◆ **Task description**
Scan the records below, and wherever a line has the word "path", pull it out.
(Data supplied Opens)
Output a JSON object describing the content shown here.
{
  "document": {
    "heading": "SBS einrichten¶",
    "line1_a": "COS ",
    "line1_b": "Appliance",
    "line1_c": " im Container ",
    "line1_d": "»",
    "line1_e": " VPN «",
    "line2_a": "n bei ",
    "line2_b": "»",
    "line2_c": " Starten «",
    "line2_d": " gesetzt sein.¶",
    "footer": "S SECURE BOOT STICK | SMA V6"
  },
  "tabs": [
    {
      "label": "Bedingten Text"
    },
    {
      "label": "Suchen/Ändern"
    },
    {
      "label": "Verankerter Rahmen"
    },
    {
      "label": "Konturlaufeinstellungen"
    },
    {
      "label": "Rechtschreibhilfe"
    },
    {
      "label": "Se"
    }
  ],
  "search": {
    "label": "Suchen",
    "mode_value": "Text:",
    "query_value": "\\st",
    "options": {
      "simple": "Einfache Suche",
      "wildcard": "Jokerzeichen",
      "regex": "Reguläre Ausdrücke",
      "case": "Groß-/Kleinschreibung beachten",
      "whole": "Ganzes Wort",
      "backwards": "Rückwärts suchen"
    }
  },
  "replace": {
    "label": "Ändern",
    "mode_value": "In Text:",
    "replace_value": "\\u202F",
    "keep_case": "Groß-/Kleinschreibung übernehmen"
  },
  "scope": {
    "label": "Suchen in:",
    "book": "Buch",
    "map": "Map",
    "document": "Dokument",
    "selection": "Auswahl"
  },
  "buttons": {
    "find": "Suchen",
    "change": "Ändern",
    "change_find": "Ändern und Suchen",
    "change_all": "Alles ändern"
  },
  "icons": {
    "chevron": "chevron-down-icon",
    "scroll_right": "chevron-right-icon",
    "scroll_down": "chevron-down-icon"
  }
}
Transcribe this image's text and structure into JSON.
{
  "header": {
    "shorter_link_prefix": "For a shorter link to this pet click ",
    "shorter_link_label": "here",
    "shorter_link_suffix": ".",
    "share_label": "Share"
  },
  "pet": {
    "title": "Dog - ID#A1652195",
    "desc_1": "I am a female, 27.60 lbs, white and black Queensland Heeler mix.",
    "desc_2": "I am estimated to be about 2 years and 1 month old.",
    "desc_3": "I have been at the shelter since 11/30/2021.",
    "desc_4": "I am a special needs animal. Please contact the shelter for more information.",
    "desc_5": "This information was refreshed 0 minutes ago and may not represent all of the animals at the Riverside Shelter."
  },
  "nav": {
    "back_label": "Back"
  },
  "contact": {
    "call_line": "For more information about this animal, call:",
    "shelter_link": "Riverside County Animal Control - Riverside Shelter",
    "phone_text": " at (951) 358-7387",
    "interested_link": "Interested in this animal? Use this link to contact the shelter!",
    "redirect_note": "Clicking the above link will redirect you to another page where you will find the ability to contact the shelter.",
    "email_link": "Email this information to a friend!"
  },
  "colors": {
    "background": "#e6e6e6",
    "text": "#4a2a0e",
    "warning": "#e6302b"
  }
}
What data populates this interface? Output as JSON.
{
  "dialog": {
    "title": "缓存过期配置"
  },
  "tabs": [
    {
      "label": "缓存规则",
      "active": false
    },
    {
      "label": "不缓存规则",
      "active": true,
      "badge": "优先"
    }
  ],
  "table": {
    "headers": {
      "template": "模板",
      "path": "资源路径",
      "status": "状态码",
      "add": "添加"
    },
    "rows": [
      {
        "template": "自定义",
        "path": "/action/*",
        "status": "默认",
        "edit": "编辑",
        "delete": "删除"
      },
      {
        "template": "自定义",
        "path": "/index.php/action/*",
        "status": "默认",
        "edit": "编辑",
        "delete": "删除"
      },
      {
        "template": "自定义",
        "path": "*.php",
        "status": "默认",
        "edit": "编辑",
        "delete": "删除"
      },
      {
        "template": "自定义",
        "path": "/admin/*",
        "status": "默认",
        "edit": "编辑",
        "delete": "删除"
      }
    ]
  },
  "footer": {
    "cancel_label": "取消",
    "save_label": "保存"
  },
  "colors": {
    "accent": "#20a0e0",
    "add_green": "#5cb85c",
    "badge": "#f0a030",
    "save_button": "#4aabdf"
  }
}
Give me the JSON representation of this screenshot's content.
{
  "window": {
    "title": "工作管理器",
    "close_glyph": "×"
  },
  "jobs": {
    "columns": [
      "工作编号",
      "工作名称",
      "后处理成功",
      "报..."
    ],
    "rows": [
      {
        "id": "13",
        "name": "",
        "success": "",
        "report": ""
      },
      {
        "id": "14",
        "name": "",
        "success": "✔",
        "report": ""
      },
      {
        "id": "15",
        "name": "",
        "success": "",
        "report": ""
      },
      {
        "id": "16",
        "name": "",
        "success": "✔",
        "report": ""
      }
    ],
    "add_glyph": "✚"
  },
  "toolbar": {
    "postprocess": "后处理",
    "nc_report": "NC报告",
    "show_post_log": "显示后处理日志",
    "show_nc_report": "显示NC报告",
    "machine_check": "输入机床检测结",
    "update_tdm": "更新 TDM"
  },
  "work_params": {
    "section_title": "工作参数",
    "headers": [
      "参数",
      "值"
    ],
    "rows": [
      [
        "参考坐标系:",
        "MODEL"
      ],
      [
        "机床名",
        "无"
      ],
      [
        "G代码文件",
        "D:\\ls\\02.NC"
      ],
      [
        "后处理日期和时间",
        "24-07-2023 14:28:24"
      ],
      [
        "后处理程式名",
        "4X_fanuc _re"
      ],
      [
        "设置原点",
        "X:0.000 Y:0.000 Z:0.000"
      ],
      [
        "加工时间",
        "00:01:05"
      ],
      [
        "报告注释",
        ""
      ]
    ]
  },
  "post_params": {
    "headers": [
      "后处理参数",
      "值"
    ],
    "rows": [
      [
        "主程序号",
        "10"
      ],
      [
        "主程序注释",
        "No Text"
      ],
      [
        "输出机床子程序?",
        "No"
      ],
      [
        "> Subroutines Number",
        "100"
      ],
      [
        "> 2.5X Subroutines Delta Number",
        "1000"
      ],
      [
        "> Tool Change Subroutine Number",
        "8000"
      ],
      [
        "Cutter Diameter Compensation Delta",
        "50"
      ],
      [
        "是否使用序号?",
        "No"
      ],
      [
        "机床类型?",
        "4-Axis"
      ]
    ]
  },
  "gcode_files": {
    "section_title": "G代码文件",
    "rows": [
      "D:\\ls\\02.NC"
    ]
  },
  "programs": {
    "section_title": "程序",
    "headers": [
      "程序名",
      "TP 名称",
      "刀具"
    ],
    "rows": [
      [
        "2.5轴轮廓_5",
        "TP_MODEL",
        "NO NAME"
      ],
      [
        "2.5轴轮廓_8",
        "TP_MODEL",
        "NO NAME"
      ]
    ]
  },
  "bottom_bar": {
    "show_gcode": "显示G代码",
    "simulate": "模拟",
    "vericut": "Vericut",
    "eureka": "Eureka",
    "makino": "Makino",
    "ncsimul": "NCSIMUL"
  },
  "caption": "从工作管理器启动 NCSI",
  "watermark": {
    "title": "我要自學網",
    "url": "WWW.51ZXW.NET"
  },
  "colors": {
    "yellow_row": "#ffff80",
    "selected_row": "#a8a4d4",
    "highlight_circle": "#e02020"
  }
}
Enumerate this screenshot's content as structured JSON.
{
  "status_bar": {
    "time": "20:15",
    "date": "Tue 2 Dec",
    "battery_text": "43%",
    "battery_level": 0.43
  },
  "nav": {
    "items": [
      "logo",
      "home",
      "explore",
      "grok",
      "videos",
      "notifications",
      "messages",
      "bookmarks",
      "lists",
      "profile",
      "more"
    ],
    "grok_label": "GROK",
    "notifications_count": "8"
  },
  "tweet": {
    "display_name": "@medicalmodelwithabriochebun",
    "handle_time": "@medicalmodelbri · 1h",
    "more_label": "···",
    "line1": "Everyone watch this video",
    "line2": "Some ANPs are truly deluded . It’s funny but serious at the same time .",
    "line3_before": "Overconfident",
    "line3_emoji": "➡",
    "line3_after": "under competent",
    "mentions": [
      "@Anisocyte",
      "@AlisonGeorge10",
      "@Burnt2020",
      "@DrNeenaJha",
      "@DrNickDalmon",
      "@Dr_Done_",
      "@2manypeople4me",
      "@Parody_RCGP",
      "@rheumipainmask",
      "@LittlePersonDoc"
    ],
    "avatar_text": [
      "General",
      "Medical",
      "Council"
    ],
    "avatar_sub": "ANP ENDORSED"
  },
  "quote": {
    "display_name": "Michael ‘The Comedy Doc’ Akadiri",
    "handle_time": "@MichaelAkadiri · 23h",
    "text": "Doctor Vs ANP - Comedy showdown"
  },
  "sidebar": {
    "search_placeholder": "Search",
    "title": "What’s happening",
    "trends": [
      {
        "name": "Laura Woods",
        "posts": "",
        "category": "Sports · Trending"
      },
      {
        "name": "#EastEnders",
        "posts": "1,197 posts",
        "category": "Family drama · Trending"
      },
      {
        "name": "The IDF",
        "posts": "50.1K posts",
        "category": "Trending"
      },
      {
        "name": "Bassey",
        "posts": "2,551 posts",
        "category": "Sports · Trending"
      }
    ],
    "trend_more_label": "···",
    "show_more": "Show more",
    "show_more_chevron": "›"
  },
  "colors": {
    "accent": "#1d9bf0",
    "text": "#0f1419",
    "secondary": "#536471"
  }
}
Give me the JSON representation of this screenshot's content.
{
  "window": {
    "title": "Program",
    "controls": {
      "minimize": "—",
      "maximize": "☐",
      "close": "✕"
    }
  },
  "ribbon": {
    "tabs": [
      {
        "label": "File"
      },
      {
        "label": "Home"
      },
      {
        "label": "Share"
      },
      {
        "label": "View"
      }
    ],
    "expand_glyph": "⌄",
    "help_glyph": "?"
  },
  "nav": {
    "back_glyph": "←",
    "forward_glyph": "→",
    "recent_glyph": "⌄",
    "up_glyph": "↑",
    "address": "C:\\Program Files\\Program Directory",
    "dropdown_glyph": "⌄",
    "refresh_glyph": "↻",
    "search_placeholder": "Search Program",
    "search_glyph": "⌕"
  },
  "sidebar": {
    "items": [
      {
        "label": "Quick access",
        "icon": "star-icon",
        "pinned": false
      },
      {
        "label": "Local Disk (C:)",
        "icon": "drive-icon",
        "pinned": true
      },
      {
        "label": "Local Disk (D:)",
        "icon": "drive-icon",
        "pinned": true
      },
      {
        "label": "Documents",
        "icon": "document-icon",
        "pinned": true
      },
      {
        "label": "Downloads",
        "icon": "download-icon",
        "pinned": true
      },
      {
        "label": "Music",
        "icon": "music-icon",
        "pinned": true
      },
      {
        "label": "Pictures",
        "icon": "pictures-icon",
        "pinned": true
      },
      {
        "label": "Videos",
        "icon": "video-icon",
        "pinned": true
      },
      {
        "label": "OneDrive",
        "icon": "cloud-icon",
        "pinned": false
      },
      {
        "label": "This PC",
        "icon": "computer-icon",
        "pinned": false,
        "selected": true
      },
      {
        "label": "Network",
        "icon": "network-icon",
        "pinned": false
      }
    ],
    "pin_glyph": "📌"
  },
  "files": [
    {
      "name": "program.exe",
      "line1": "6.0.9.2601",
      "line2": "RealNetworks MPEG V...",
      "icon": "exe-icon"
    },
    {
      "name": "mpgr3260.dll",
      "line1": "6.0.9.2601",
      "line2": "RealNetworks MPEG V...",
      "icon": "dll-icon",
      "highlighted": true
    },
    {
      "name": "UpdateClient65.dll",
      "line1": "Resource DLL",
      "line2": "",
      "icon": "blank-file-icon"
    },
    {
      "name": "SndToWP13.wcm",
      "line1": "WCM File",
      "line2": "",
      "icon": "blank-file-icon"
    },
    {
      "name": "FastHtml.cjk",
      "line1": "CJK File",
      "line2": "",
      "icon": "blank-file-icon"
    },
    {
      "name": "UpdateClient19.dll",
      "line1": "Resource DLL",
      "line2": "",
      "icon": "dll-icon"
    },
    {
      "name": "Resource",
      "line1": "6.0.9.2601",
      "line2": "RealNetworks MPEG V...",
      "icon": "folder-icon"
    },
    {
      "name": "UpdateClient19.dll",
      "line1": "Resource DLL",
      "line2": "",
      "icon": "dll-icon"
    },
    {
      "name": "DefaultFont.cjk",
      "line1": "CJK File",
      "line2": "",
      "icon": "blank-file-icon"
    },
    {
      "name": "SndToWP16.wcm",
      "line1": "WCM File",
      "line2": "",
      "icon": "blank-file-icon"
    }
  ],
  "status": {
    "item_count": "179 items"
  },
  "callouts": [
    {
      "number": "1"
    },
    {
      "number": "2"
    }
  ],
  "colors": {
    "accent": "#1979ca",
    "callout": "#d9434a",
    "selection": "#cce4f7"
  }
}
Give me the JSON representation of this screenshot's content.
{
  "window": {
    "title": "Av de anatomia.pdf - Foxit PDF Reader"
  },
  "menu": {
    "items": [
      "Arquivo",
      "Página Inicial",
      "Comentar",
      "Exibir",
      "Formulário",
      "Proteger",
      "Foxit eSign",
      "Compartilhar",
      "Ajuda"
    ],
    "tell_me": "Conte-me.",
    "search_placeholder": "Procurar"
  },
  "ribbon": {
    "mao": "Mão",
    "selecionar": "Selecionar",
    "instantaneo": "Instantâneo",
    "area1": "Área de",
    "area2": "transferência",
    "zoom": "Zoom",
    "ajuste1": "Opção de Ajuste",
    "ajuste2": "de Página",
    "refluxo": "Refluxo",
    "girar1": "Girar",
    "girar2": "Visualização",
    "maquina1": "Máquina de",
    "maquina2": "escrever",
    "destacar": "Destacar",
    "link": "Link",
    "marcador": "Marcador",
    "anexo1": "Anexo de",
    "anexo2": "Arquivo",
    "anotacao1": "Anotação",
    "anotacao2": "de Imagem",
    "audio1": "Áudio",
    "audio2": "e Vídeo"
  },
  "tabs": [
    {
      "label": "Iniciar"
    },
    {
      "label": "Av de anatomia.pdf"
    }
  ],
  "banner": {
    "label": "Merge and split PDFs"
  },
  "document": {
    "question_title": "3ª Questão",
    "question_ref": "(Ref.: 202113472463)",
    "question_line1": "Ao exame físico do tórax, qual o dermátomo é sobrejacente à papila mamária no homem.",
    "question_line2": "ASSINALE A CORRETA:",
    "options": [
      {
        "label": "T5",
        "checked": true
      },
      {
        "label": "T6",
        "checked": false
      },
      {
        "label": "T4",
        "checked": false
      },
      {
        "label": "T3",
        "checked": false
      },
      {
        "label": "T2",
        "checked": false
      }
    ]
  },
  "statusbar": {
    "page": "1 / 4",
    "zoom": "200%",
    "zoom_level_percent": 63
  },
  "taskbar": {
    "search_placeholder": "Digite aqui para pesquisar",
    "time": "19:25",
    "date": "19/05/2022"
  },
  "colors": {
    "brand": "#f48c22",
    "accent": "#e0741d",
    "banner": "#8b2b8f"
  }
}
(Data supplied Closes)
◆ **Result of this task**
      "path": "资源路径",
        "path": "/action/*",
        "path": "/index.php/action/*",
        "path": "*.php",
        "path": "/admin/*",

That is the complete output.